● Work instructions:
Retype the entries below exactly, and keep every picture out of your version.

=== Section Start ===

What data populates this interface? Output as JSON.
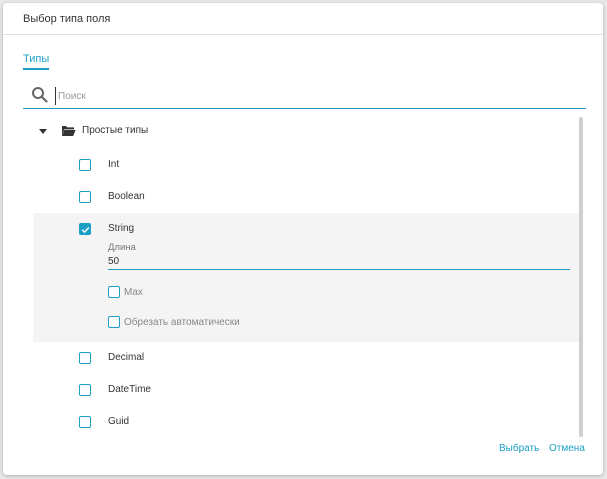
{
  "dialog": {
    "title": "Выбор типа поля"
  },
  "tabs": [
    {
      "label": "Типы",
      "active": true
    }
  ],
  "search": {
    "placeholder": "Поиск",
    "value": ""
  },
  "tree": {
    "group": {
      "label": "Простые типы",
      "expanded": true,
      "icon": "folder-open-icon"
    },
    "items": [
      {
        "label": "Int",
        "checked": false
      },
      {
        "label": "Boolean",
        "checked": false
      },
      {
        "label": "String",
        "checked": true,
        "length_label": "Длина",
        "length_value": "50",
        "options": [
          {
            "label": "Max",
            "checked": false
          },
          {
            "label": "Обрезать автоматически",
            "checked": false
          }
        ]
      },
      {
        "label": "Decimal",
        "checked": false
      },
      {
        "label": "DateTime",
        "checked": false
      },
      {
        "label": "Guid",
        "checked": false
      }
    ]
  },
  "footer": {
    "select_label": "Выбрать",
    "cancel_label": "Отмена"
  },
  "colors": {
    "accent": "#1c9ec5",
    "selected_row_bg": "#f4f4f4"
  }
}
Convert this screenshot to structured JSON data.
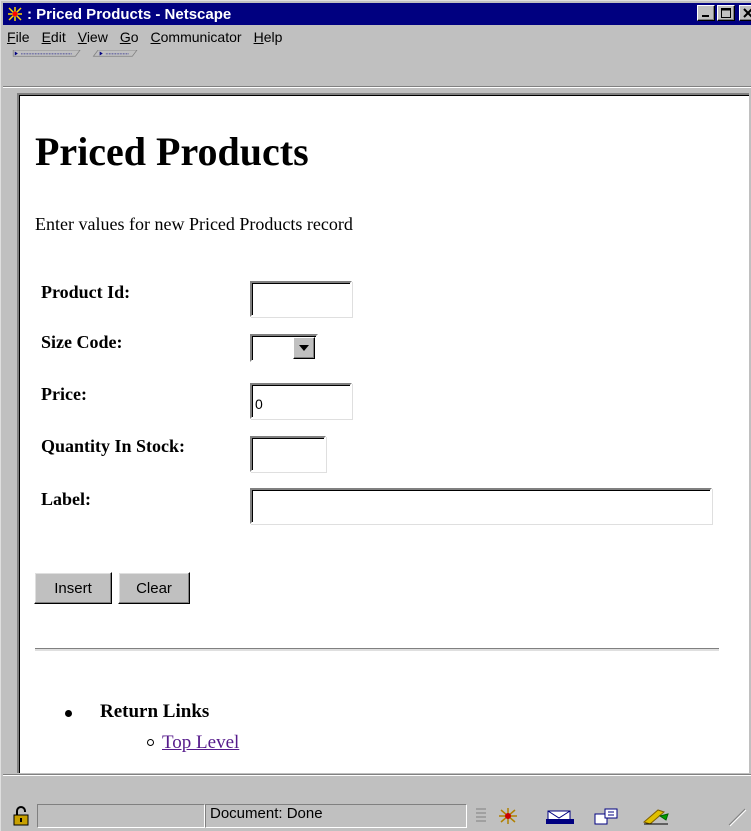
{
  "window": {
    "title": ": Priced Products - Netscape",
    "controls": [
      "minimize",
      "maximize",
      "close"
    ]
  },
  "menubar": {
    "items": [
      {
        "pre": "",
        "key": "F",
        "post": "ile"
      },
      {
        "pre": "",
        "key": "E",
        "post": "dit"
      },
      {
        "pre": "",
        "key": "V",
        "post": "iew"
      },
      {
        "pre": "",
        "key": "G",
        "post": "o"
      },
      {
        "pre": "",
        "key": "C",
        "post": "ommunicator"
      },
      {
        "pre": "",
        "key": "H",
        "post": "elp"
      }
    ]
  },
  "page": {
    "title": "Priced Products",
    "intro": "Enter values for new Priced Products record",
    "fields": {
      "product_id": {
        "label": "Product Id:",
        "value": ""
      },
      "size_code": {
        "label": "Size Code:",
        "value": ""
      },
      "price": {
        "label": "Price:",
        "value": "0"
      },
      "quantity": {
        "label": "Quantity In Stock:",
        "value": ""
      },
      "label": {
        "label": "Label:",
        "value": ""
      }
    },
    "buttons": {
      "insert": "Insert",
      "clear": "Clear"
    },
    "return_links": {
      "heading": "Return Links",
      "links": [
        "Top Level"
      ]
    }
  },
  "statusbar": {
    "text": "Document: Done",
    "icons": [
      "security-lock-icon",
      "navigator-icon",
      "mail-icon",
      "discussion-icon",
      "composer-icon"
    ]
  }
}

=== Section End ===

● Answer space:
What data populates this interface? Output as JSON.
{
  "dialog": {
    "title": "Выбор типа поля"
  },
  "tabs": [
    {
      "label": "Типы",
      "active": true
    }
  ],
  "search": {
    "placeholder": "Поиск",
    "value": ""
  },
  "tree": {
    "group": {
      "label": "Простые типы",
      "expanded": true,
      "icon": "folder-open-icon"
    },
    "items": [
      {
        "label": "Int",
        "checked": false
      },
      {
        "label": "Boolean",
        "checked": false
      },
      {
        "label": "String",
        "checked": true,
        "length_label": "Длина",
        "length_value": "50",
        "options": [
          {
            "label": "Max",
            "checked": false
          },
          {
            "label": "Обрезать автоматически",
            "checked": false
          }
        ]
      },
      {
        "label": "Decimal",
        "checked": false
      },
      {
        "label": "DateTime",
        "checked": false
      },
      {
        "label": "Guid",
        "checked": false
      }
    ]
  },
  "footer": {
    "select_label": "Выбрать",
    "cancel_label": "Отмена"
  },
  "colors": {
    "accent": "#1c9ec5",
    "selected_row_bg": "#f4f4f4"
  }
}
Convert this screenshot to structured JSON data.
{
  "window": {
    "title": ": Priced Products - Netscape",
    "controls": [
      "minimize",
      "maximize",
      "close"
    ]
  },
  "menubar": {
    "items": [
      {
        "pre": "",
        "key": "F",
        "post": "ile"
      },
      {
        "pre": "",
        "key": "E",
        "post": "dit"
      },
      {
        "pre": "",
        "key": "V",
        "post": "iew"
      },
      {
        "pre": "",
        "key": "G",
        "post": "o"
      },
      {
        "pre": "",
        "key": "C",
        "post": "ommunicator"
      },
      {
        "pre": "",
        "key": "H",
        "post": "elp"
      }
    ]
  },
  "page": {
    "title": "Priced Products",
    "intro": "Enter values for new Priced Products record",
    "fields": {
      "product_id": {
        "label": "Product Id:",
        "value": ""
      },
      "size_code": {
        "label": "Size Code:",
        "value": ""
      },
      "price": {
        "label": "Price:",
        "value": "0"
      },
      "quantity": {
        "label": "Quantity In Stock:",
        "value": ""
      },
      "label": {
        "label": "Label:",
        "value": ""
      }
    },
    "buttons": {
      "insert": "Insert",
      "clear": "Clear"
    },
    "return_links": {
      "heading": "Return Links",
      "links": [
        "Top Level"
      ]
    }
  },
  "statusbar": {
    "text": "Document: Done",
    "icons": [
      "security-lock-icon",
      "navigator-icon",
      "mail-icon",
      "discussion-icon",
      "composer-icon"
    ]
  }
}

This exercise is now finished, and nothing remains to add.